Task objective
Search the entries for the word "chevron". Copy every line that holds it.

Available data
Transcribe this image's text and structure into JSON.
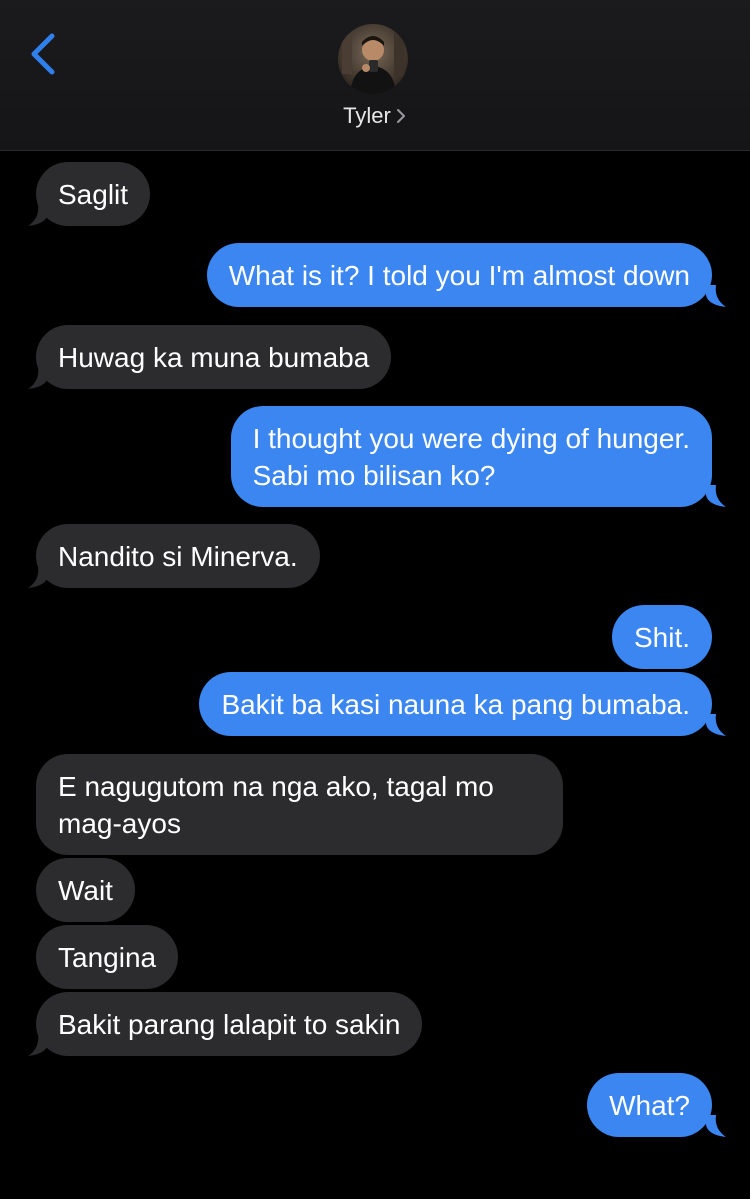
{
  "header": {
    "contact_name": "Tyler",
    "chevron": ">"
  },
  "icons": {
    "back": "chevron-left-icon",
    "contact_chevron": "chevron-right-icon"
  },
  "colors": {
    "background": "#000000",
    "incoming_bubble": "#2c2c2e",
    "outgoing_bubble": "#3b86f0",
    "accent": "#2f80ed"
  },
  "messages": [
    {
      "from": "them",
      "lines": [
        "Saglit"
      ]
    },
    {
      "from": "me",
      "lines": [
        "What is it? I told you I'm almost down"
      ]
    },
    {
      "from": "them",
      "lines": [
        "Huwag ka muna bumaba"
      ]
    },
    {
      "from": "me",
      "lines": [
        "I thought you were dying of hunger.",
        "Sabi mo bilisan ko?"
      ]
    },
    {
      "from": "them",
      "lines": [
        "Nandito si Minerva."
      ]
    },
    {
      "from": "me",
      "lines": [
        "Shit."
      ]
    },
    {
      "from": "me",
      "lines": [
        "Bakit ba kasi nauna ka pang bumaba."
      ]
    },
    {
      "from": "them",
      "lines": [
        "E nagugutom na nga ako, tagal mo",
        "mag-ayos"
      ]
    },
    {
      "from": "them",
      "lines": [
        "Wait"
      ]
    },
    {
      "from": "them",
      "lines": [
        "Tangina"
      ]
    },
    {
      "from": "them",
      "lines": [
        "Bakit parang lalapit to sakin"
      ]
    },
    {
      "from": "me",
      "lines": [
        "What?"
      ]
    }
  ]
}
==
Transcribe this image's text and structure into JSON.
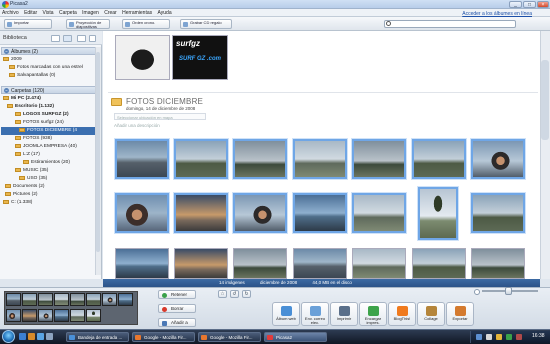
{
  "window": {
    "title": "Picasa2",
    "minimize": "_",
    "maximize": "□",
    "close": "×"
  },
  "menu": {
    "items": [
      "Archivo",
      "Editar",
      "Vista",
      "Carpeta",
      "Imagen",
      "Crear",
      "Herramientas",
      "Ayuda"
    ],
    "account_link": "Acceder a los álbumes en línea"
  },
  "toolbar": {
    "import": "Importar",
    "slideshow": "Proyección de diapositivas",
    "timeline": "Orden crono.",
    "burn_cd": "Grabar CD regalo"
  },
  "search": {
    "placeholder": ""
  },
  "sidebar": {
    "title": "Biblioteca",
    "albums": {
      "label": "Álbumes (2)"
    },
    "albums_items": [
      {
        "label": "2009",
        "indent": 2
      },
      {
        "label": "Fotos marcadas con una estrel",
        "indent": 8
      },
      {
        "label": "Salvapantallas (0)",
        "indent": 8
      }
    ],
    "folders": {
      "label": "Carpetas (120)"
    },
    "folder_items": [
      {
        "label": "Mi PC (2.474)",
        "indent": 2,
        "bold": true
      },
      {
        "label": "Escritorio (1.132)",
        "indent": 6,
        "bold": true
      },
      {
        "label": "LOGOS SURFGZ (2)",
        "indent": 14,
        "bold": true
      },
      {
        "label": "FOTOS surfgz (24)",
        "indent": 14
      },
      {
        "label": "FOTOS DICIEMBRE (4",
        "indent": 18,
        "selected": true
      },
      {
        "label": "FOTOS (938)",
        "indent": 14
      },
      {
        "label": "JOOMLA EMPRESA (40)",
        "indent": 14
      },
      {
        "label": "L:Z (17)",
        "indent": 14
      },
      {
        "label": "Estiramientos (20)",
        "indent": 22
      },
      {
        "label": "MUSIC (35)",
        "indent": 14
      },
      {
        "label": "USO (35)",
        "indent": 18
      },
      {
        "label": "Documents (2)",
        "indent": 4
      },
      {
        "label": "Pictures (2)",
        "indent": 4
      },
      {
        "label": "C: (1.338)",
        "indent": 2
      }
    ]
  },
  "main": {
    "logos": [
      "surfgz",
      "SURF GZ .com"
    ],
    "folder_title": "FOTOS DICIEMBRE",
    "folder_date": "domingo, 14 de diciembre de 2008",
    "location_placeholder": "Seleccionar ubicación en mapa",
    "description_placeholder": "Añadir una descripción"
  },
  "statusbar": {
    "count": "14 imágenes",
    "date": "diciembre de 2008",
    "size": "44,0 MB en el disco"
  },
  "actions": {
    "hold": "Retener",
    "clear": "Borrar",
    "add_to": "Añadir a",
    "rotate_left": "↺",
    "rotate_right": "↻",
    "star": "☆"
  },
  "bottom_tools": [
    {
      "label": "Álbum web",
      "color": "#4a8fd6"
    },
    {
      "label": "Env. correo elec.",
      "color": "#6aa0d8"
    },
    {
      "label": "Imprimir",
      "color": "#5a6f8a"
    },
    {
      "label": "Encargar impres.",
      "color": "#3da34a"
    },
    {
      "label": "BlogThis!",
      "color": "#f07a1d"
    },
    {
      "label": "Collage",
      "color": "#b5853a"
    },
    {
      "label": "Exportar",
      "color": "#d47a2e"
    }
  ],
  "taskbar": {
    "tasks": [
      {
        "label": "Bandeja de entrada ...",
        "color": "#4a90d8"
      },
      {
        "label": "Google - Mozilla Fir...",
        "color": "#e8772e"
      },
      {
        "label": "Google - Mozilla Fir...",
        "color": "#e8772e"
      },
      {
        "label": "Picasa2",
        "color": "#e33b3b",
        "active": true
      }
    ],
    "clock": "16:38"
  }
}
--
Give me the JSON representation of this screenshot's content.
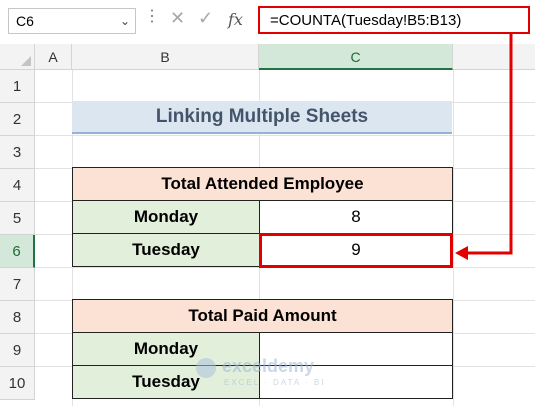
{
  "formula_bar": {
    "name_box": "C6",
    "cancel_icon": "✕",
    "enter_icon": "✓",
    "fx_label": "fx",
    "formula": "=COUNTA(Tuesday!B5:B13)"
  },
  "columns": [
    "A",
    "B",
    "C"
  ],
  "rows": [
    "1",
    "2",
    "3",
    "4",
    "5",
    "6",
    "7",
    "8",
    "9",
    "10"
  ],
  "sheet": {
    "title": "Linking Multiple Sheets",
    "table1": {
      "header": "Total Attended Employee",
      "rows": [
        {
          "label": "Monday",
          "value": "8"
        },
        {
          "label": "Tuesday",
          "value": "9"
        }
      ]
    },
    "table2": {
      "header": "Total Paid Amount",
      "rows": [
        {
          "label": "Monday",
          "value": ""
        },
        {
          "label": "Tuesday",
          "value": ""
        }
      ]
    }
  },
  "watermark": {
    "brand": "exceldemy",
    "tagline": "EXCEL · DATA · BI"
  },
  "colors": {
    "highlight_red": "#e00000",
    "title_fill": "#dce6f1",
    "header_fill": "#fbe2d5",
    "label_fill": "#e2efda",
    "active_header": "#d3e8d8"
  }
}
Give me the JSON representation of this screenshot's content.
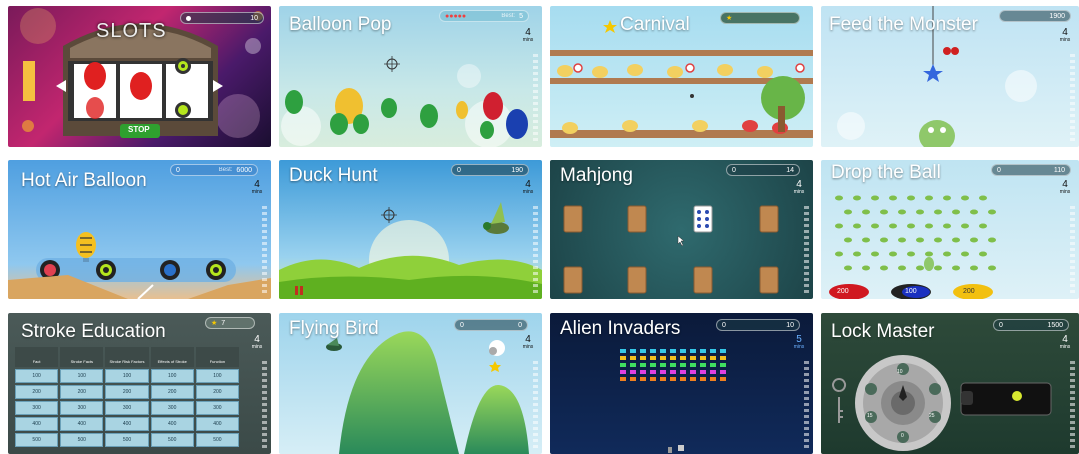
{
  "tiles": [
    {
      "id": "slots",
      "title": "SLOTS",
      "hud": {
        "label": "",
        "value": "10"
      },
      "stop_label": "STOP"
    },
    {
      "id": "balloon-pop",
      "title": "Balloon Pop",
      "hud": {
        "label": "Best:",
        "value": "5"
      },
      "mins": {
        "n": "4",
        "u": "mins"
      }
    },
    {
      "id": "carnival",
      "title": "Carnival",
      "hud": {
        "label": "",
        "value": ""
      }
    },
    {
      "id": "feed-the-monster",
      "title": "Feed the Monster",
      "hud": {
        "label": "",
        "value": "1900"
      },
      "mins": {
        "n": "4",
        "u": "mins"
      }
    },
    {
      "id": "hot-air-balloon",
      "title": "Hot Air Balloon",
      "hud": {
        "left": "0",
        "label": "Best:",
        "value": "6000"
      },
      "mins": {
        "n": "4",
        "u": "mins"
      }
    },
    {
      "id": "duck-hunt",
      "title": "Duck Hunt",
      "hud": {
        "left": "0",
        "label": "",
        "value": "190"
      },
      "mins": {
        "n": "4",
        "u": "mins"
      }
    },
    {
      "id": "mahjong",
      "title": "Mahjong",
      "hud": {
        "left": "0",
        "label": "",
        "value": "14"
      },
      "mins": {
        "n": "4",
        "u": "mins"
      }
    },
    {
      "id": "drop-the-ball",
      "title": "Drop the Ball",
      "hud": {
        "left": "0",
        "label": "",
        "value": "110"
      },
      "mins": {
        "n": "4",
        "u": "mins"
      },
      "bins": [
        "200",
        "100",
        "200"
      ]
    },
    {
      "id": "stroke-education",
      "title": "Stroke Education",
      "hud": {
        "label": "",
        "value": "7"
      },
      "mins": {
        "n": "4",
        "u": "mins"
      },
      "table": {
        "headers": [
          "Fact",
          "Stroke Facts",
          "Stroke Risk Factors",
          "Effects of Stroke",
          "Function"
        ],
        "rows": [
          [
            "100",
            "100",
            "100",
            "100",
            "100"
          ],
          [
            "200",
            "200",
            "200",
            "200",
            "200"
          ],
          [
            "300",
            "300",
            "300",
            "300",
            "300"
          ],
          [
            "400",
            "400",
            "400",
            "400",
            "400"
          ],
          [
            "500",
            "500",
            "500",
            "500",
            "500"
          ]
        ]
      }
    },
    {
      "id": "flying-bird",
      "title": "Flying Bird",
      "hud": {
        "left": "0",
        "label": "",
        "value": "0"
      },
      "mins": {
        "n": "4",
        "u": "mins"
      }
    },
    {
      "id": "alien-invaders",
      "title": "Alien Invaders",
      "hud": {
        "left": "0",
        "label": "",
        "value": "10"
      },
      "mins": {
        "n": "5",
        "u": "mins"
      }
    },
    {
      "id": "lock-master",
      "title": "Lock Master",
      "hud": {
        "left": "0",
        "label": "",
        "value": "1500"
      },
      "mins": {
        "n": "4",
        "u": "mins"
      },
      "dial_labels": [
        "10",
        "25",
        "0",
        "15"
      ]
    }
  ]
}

Response area
    "chevron": ">"
    "back": "chevron-left-icon",
    "contact_chevron": "chevron-right-icon"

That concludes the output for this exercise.